A new batch of Double White from Southampton Publick House is coming out now in the Atlantic states. This is one of the standard beers in the "XXII Reserve" series---beers that are bottled in 22 ounce bottles. The press release I received prompted me to inspect my cellar and sure enough I did have a Double White set back. I picked up this particular bottle at a shop in Northport. That was on the day I was tooling around the island in my car doing research for my Long Island Beer Guide. The lady at the check-out flattered me by asking for my ID when I presented the Double White.
I recorded some audio tasting notes for the Double White and put that segment into my podcast. But I'll spell out my reactions below.
I believe a beer should be labeled in such a way that the beer drinker knows what to expect. We all know what White beers or Witbiers taste like. Who hasn't had a Hoegaarden (at least)? A casual drinker of Belgian beers will also be familiar with the category "Dubbel" or Double. So what the label tells us is that the Double White will be a higher alcohol White Ale. And that's exactly what you get.
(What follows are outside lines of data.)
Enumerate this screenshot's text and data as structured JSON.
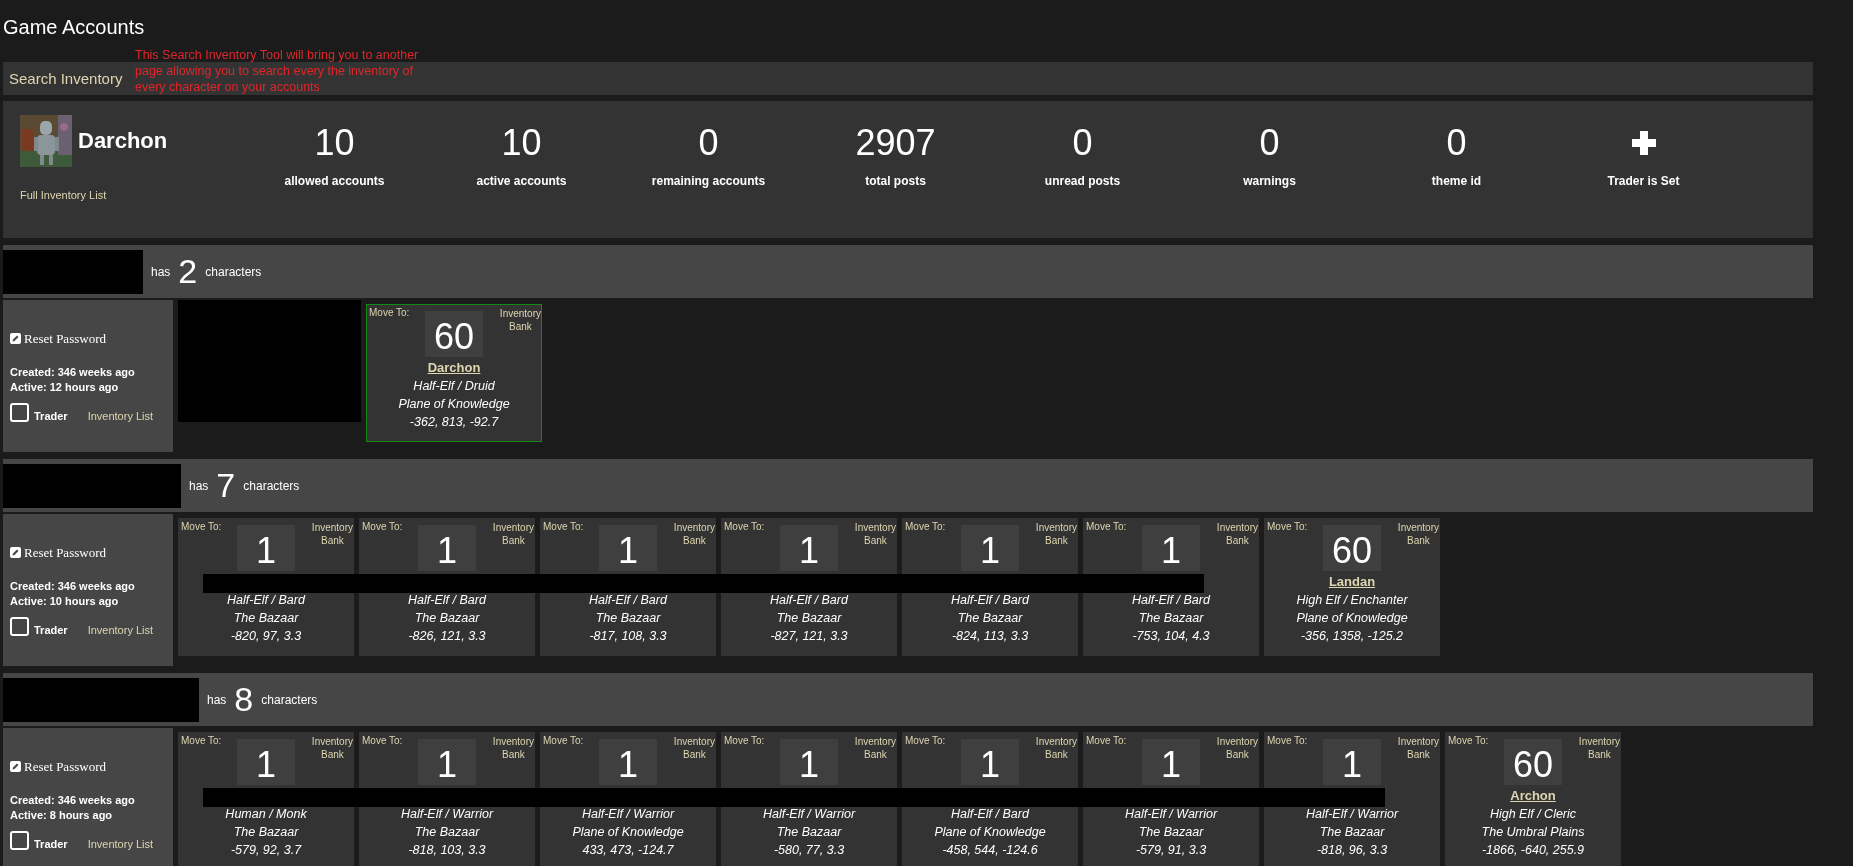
{
  "page_title": "Game Accounts",
  "search_link": "Search Inventory",
  "annotation": "This Search Inventory Tool will bring you to another page allowing you to search every the inventory of every character on your accounts",
  "profile": {
    "name": "Darchon",
    "inventory_link": "Full Inventory List",
    "stats": [
      {
        "kind": "number",
        "value": "10",
        "label": "allowed accounts"
      },
      {
        "kind": "number",
        "value": "10",
        "label": "active accounts"
      },
      {
        "kind": "number",
        "value": "0",
        "label": "remaining accounts"
      },
      {
        "kind": "number",
        "value": "2907",
        "label": "total posts"
      },
      {
        "kind": "number",
        "value": "0",
        "label": "unread posts"
      },
      {
        "kind": "number",
        "value": "0",
        "label": "warnings"
      },
      {
        "kind": "number",
        "value": "0",
        "label": "theme id"
      },
      {
        "kind": "plus",
        "label": "Trader is Set"
      }
    ]
  },
  "accounts": [
    {
      "name_redacted": true,
      "prefix": "has",
      "count": "2",
      "suffix": "characters",
      "reset": "Reset Password",
      "created": "Created: 346 weeks ago",
      "active": "Active: 12 hours ago",
      "trader": {
        "label": "Trader",
        "checked": false
      },
      "inventory_link": "Inventory List",
      "characters": [
        {
          "kind": "redacted"
        },
        {
          "kind": "card",
          "highlighted": true,
          "move_to": "Move To:",
          "inventory": "Inventory",
          "bank": "Bank",
          "level": "60",
          "name": "Darchon",
          "race_class": "Half-Elf / Druid",
          "zone": "Plane of Knowledge",
          "coords": "-362, 813, -92.7"
        }
      ]
    },
    {
      "name_redacted": true,
      "prefix": "has",
      "count": "7",
      "suffix": "characters",
      "reset": "Reset Password",
      "created": "Created: 346 weeks ago",
      "active": "Active: 10 hours ago",
      "trader": {
        "label": "Trader",
        "checked": false
      },
      "inventory_link": "Inventory List",
      "characters": [
        {
          "kind": "card",
          "highlighted": false,
          "name_redacted": true,
          "move_to": "Move To:",
          "inventory": "Inventory",
          "bank": "Bank",
          "level": "1",
          "race_class": "Half-Elf / Bard",
          "zone": "The Bazaar",
          "coords": "-820, 97, 3.3"
        },
        {
          "kind": "card",
          "highlighted": false,
          "name_redacted": true,
          "move_to": "Move To:",
          "inventory": "Inventory",
          "bank": "Bank",
          "level": "1",
          "race_class": "Half-Elf / Bard",
          "zone": "The Bazaar",
          "coords": "-826, 121, 3.3"
        },
        {
          "kind": "card",
          "highlighted": false,
          "name_redacted": true,
          "move_to": "Move To:",
          "inventory": "Inventory",
          "bank": "Bank",
          "level": "1",
          "race_class": "Half-Elf / Bard",
          "zone": "The Bazaar",
          "coords": "-817, 108, 3.3"
        },
        {
          "kind": "card",
          "highlighted": false,
          "name_redacted": true,
          "move_to": "Move To:",
          "inventory": "Inventory",
          "bank": "Bank",
          "level": "1",
          "race_class": "Half-Elf / Bard",
          "zone": "The Bazaar",
          "coords": "-827, 121, 3.3"
        },
        {
          "kind": "card",
          "highlighted": false,
          "name_redacted": true,
          "move_to": "Move To:",
          "inventory": "Inventory",
          "bank": "Bank",
          "level": "1",
          "race_class": "Half-Elf / Bard",
          "zone": "The Bazaar",
          "coords": "-824, 113, 3.3"
        },
        {
          "kind": "card",
          "highlighted": false,
          "name_redacted": true,
          "move_to": "Move To:",
          "inventory": "Inventory",
          "bank": "Bank",
          "level": "1",
          "race_class": "Half-Elf / Bard",
          "zone": "The Bazaar",
          "coords": "-753, 104, 4.3"
        },
        {
          "kind": "card",
          "highlighted": false,
          "move_to": "Move To:",
          "inventory": "Inventory",
          "bank": "Bank",
          "level": "60",
          "name": "Landan",
          "race_class": "High Elf / Enchanter",
          "zone": "Plane of Knowledge",
          "coords": "-356, 1358, -125.2"
        }
      ]
    },
    {
      "name_redacted": true,
      "prefix": "has",
      "count": "8",
      "suffix": "characters",
      "reset": "Reset Password",
      "created": "Created: 346 weeks ago",
      "active": "Active: 8 hours ago",
      "trader": {
        "label": "Trader",
        "checked": false
      },
      "inventory_link": "Inventory List",
      "characters": [
        {
          "kind": "card",
          "highlighted": false,
          "name_redacted": true,
          "move_to": "Move To:",
          "inventory": "Inventory",
          "bank": "Bank",
          "level": "1",
          "race_class": "Human / Monk",
          "zone": "The Bazaar",
          "coords": "-579, 92, 3.7"
        },
        {
          "kind": "card",
          "highlighted": false,
          "name_redacted": true,
          "move_to": "Move To:",
          "inventory": "Inventory",
          "bank": "Bank",
          "level": "1",
          "race_class": "Half-Elf / Warrior",
          "zone": "The Bazaar",
          "coords": "-818, 103, 3.3"
        },
        {
          "kind": "card",
          "highlighted": false,
          "name_redacted": true,
          "move_to": "Move To:",
          "inventory": "Inventory",
          "bank": "Bank",
          "level": "1",
          "race_class": "Half-Elf / Warrior",
          "zone": "Plane of Knowledge",
          "coords": "433, 473, -124.7"
        },
        {
          "kind": "card",
          "highlighted": false,
          "name_redacted": true,
          "move_to": "Move To:",
          "inventory": "Inventory",
          "bank": "Bank",
          "level": "1",
          "race_class": "Half-Elf / Warrior",
          "zone": "The Bazaar",
          "coords": "-580, 77, 3.3"
        },
        {
          "kind": "card",
          "highlighted": false,
          "name_redacted": true,
          "move_to": "Move To:",
          "inventory": "Inventory",
          "bank": "Bank",
          "level": "1",
          "race_class": "Half-Elf / Bard",
          "zone": "Plane of Knowledge",
          "coords": "-458, 544, -124.6"
        },
        {
          "kind": "card",
          "highlighted": false,
          "name_redacted": true,
          "move_to": "Move To:",
          "inventory": "Inventory",
          "bank": "Bank",
          "level": "1",
          "race_class": "Half-Elf / Warrior",
          "zone": "The Bazaar",
          "coords": "-579, 91, 3.3"
        },
        {
          "kind": "card",
          "highlighted": false,
          "name_redacted": true,
          "move_to": "Move To:",
          "inventory": "Inventory",
          "bank": "Bank",
          "level": "1",
          "race_class": "Half-Elf / Warrior",
          "zone": "The Bazaar",
          "coords": "-818, 96, 3.3"
        },
        {
          "kind": "card",
          "highlighted": false,
          "move_to": "Move To:",
          "inventory": "Inventory",
          "bank": "Bank",
          "level": "60",
          "name": "Archon",
          "race_class": "High Elf / Cleric",
          "zone": "The Umbral Plains",
          "coords": "-1866, -640, 255.9"
        }
      ]
    }
  ]
}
There's a fair amount of carbonation in the Double White, but that doesn't work to produce a huge head (something I almost expect from a wheat beer, but I've never seen a huge head on a Hoegaarden or Celis White either). (Personal/historical note: I drank Celis White for years when I lived in Texas, before I ever heard of Hoegaarden. In 2001 I was in Leuven and wandered into a beer shop and found cases of beer with the "Celis White" label, complete with the words "Brewed in Austin, Texas". When I visited Austin in 2003, the hotel I was staying in had a Celis White tap. I have yet to sample Michigan Brewing Company's incarnation of the Celis label.) Okay, back to the Double White.
My personal enjoyment factor for the Double White is pretty high. I pick up bottles of it habitually because I like drinking it. I never thought about sitting down and comparing it to any style guidelines, because there are no guidelines for a Double White. However, I did get some tasting notes from the Southampton Ales and Lagers press release:
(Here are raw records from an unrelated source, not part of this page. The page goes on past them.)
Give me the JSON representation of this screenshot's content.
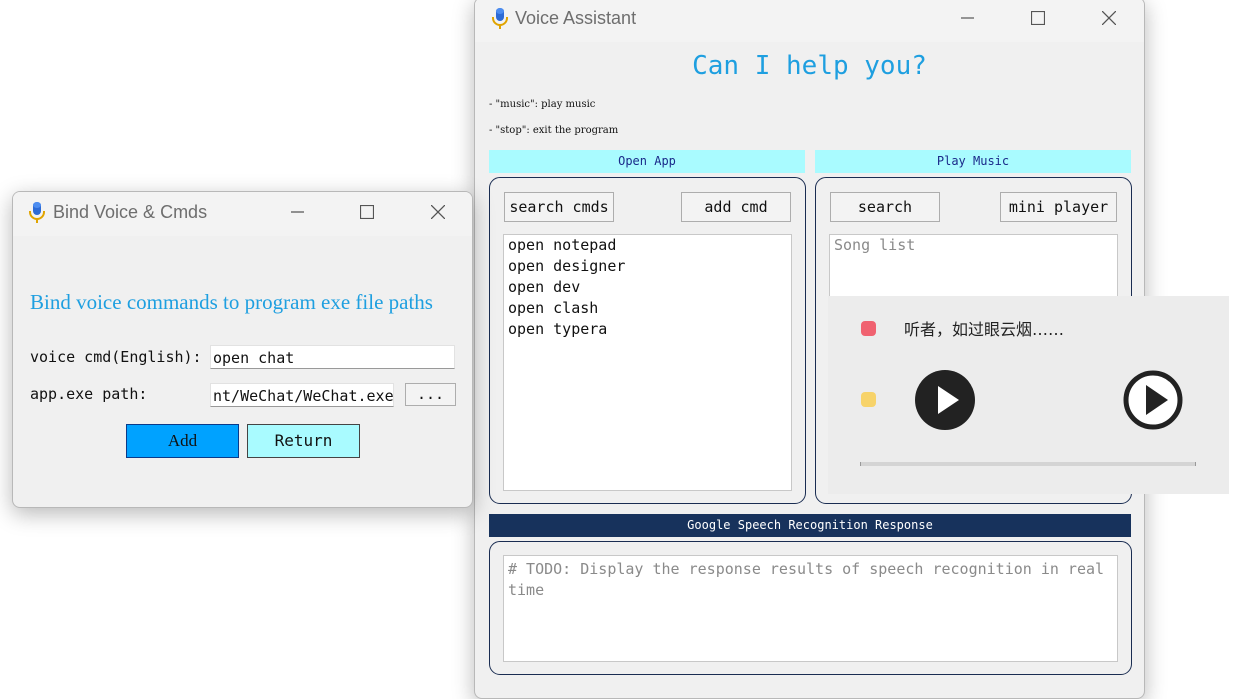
{
  "voice_assistant": {
    "title": "Voice Assistant",
    "headline": "Can I help you?",
    "hints": [
      "- \"music\": play music",
      "- \"stop\": exit the program"
    ],
    "open_app": {
      "header": "Open App",
      "search_label": "search cmds",
      "add_label": "add cmd",
      "items": [
        "open notepad",
        "open designer",
        "open dev",
        "open clash",
        "open typera"
      ]
    },
    "play_music": {
      "header": "Play Music",
      "search_label": "search",
      "mini_player_label": "mini player",
      "placeholder": "Song list"
    },
    "speech": {
      "header": "Google Speech Recognition Response",
      "placeholder": "# TODO: Display the response results of speech recognition in real time"
    }
  },
  "bind_window": {
    "title": "Bind Voice & Cmds",
    "heading": "Bind voice commands to program exe file paths",
    "voice_cmd_label": "voice cmd(English):",
    "voice_cmd_value": "open chat",
    "exe_path_label": "app.exe path:",
    "exe_path_value": "nt/WeChat/WeChat.exe",
    "browse_label": "...",
    "add_label": "Add",
    "return_label": "Return"
  },
  "mini_player": {
    "song_title": "听者，如过眼云烟……",
    "progress": 0
  },
  "colors": {
    "accent_blue": "#1e9fe0",
    "cyan_header": "#a9fbff",
    "navy_header": "#17325c",
    "add_button": "#00a2ff",
    "return_button": "#a9fbff",
    "red_dot": "#f06270",
    "yellow_dot": "#f7d36a"
  }
}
Light in color with a refreshing orangey tartness and a hint of coriander flavor. There is also a detectable alcohol "warming" that is balanced by a pleasant residual sweetness. (Original Gravity: 16.8 Plato, 7.2% Alcohol by volume)
The "warming" is certainly there. I do get the orangey tartness from the curacao orange peel, but what unable (with my palate) to decide if the tartness was crisp or pithy. Of course, my taster might be broken because I found the coriander dimension to be subtle. I expected this beer to be more cloudy. I swirled the bottle to kick up some of the sediment, but without much success. The advertised residual sweetness is certainly present. Basically, this beer delivers what it promises.
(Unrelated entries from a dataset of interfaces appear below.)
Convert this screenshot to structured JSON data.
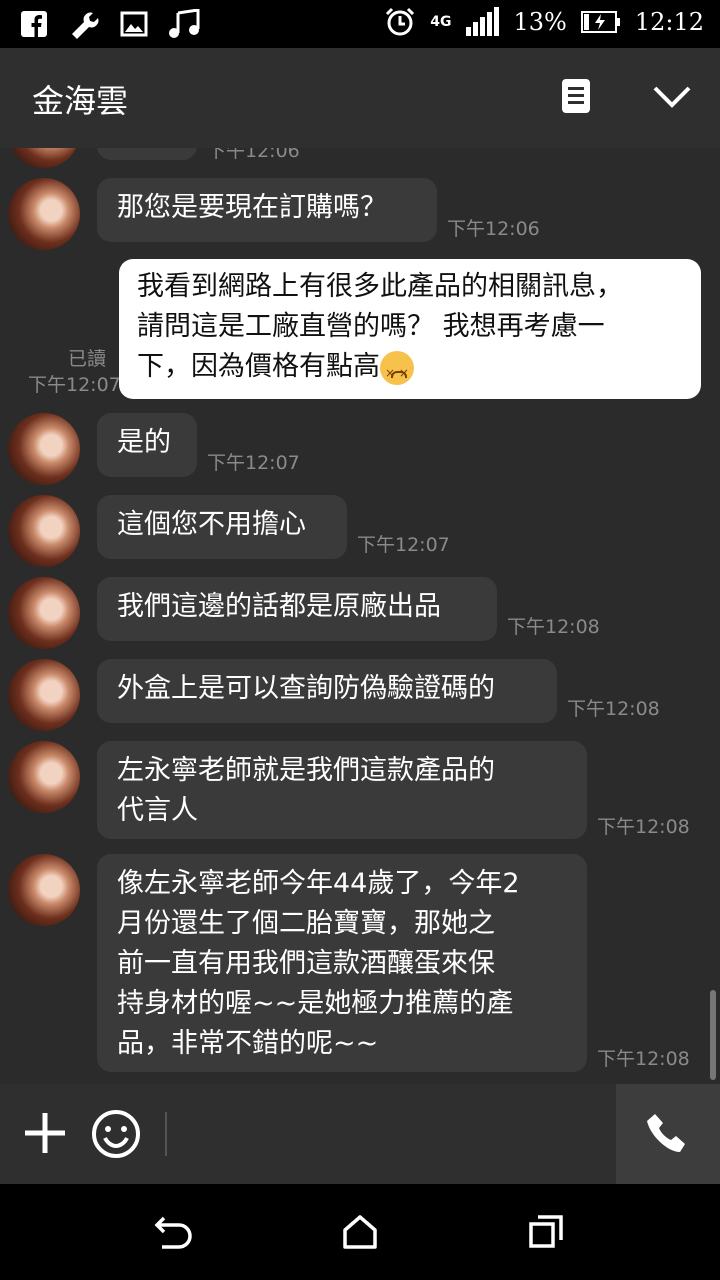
{
  "statusbar": {
    "battery": "13%",
    "network": "4G",
    "time": "12:12"
  },
  "header": {
    "title": "金海雲"
  },
  "messages": {
    "m0_time": "下午12:06",
    "m1_text": "那您是要現在訂購嗎？",
    "m1_time": "下午12:06",
    "m2_line1": "我看到網路上有很多此產品的相關訊息，",
    "m2_line2": "請問這是工廠直營的嗎？ 我想再考慮一",
    "m2_line3": "下，因為價格有點高",
    "m2_read": "已讀",
    "m2_time": "下午12:07",
    "m3_text": "是的",
    "m3_time": "下午12:07",
    "m4_text": "這個您不用擔心",
    "m4_time": "下午12:07",
    "m5_text": "我們這邊的話都是原廠出品",
    "m5_time": "下午12:08",
    "m6_text": "外盒上是可以查詢防偽驗證碼的",
    "m6_time": "下午12:08",
    "m7_line1": "左永寧老師就是我們這款產品的",
    "m7_line2": "代言人",
    "m7_time": "下午12:08",
    "m8_line1": "像左永寧老師今年44歲了，今年2",
    "m8_line2": "月份還生了個二胎寶寶，那她之",
    "m8_line3": "前一直有用我們這款酒釀蛋來保",
    "m8_line4": "持身材的喔~~是她極力推薦的產",
    "m8_line5": "品，非常不錯的呢~~",
    "m8_time": "下午12:08"
  }
}
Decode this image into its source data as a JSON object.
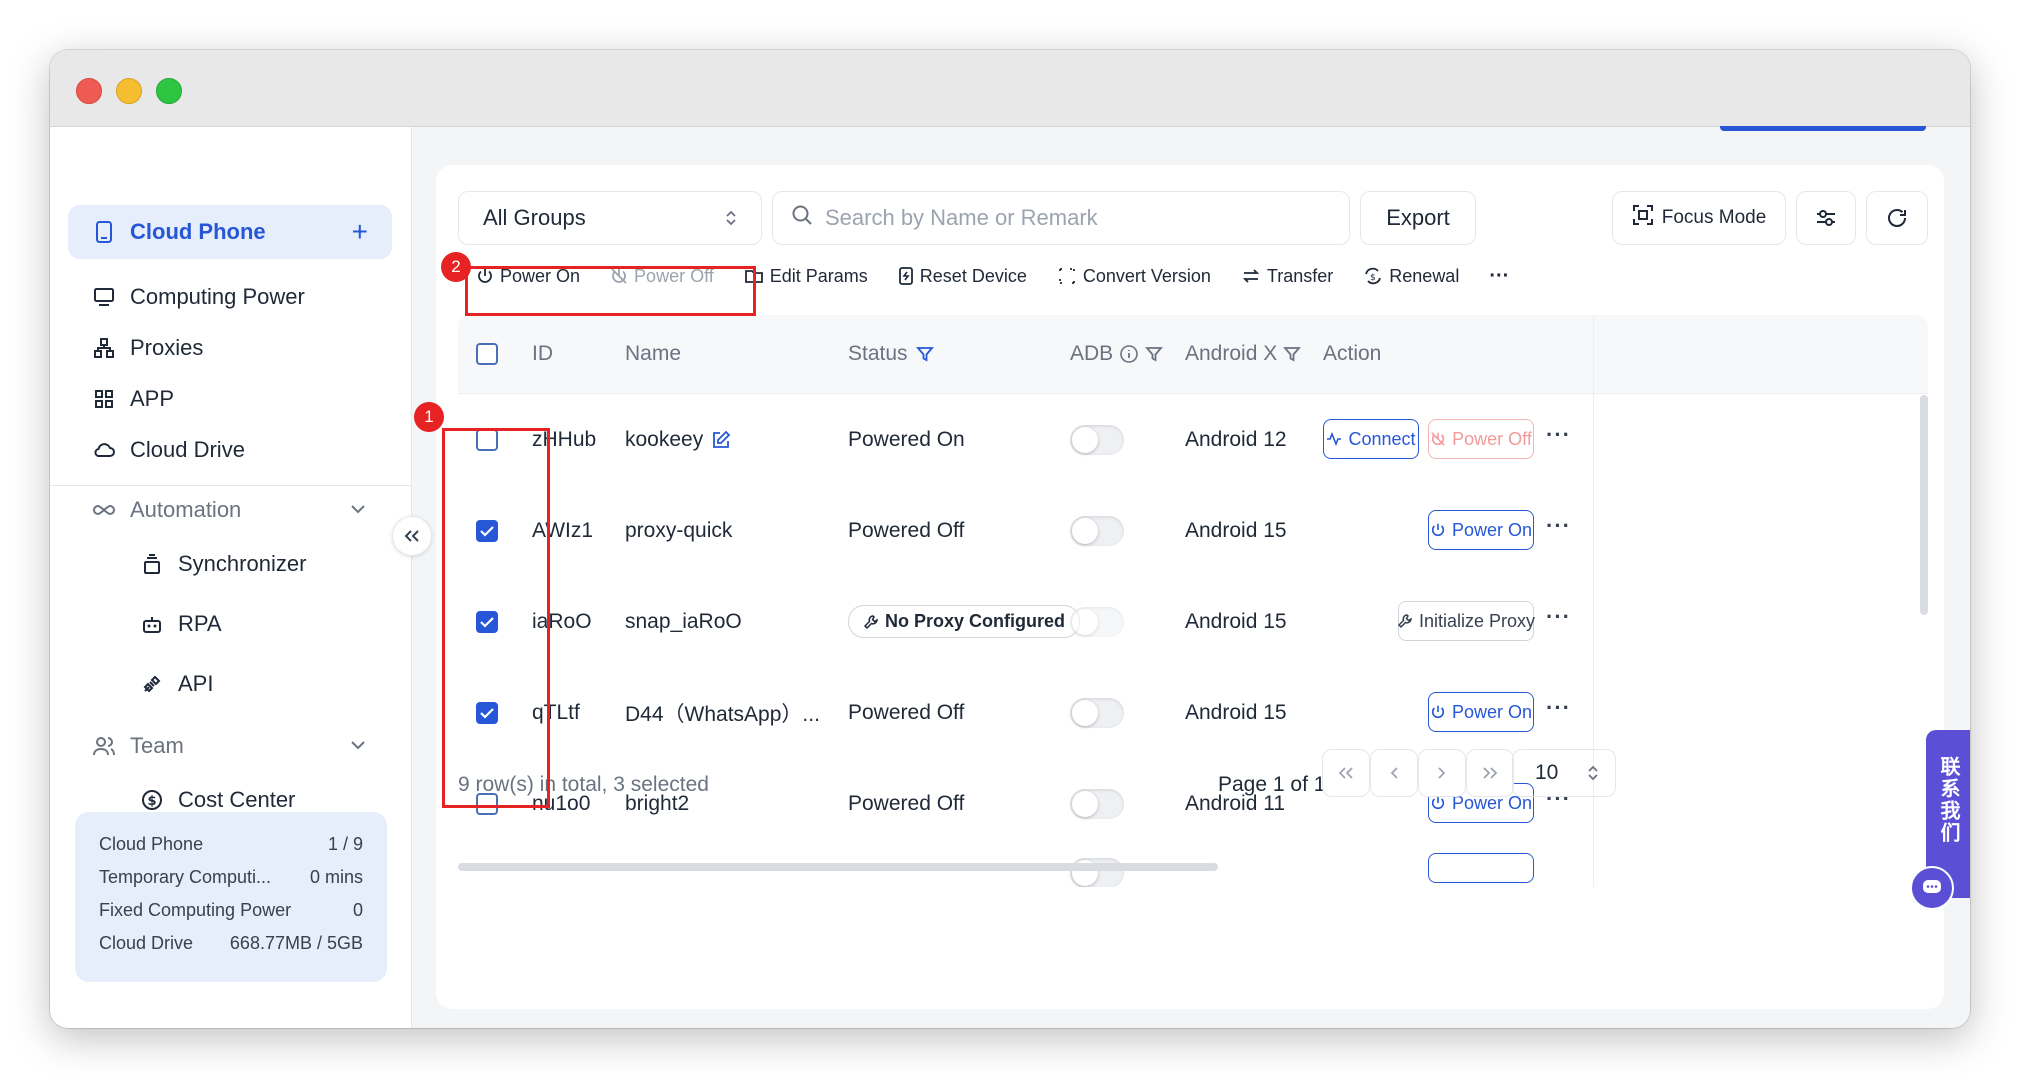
{
  "sidebar": {
    "items": [
      {
        "label": "Cloud Phone"
      },
      {
        "label": "Computing Power"
      },
      {
        "label": "Proxies"
      },
      {
        "label": "APP"
      },
      {
        "label": "Cloud Drive"
      }
    ],
    "automation": {
      "label": "Automation",
      "children": [
        {
          "label": "Synchronizer"
        },
        {
          "label": "RPA"
        },
        {
          "label": "API"
        }
      ]
    },
    "team": {
      "label": "Team",
      "children": [
        {
          "label": "Cost Center"
        }
      ]
    },
    "usage": [
      {
        "label": "Cloud Phone",
        "value": "1 / 9"
      },
      {
        "label": "Temporary Computi...",
        "value": "0 mins"
      },
      {
        "label": "Fixed Computing Power",
        "value": "0"
      },
      {
        "label": "Cloud Drive",
        "value": "668.77MB / 5GB"
      }
    ]
  },
  "filters": {
    "group_select": "All Groups",
    "search_placeholder": "Search by Name or Remark",
    "export_label": "Export",
    "focus_mode_label": "Focus Mode"
  },
  "toolbar": {
    "power_on": "Power On",
    "power_off": "Power Off",
    "edit_params": "Edit Params",
    "reset_device": "Reset Device",
    "convert_version": "Convert Version",
    "transfer": "Transfer",
    "renewal": "Renewal"
  },
  "annotations": {
    "badge1": "1",
    "badge2": "2"
  },
  "table": {
    "columns": {
      "id": "ID",
      "name": "Name",
      "status": "Status",
      "adb": "ADB",
      "android": "Android X",
      "action": "Action"
    },
    "rows": [
      {
        "id": "zHHub",
        "name": "kookeey",
        "status": "Powered On",
        "android": "Android 12",
        "checked": false,
        "actions": [
          "Connect",
          "Power Off"
        ]
      },
      {
        "id": "AWIz1",
        "name": "proxy-quick",
        "status": "Powered Off",
        "android": "Android 15",
        "checked": true,
        "actions": [
          "Power On"
        ]
      },
      {
        "id": "iaRoO",
        "name": "snap_iaRoO",
        "status": "No Proxy Configured",
        "android": "Android 15",
        "checked": true,
        "actions": [
          "Initialize Proxy"
        ]
      },
      {
        "id": "qTLtf",
        "name": "D44（WhatsApp）...",
        "status": "Powered Off",
        "android": "Android 15",
        "checked": true,
        "actions": [
          "Power On"
        ]
      },
      {
        "id": "nu1o0",
        "name": "bright2",
        "status": "Powered Off",
        "android": "Android 11",
        "checked": false,
        "actions": [
          "Power On"
        ]
      }
    ]
  },
  "footer": {
    "summary": "9 row(s) in total, 3 selected",
    "page_info": "Page 1 of 1",
    "page_size": "10"
  },
  "contact": {
    "label": "联系我们"
  },
  "colors": {
    "accent": "#2557d6",
    "annotation_red": "#e62222",
    "contact_purple": "#5b4fd6"
  }
}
While I really enjoy this beer I think I would like it even better if it had lighter body and a drier finish. Sweetness in this beer dominates the finish. I don't know if it's possible to do a Double White that has a dry, crisp finish. When you start at 16.9 Plato, you need some serious fermentation management to get the apparent attenuation close to 90% which is what I think would make this beer perfect.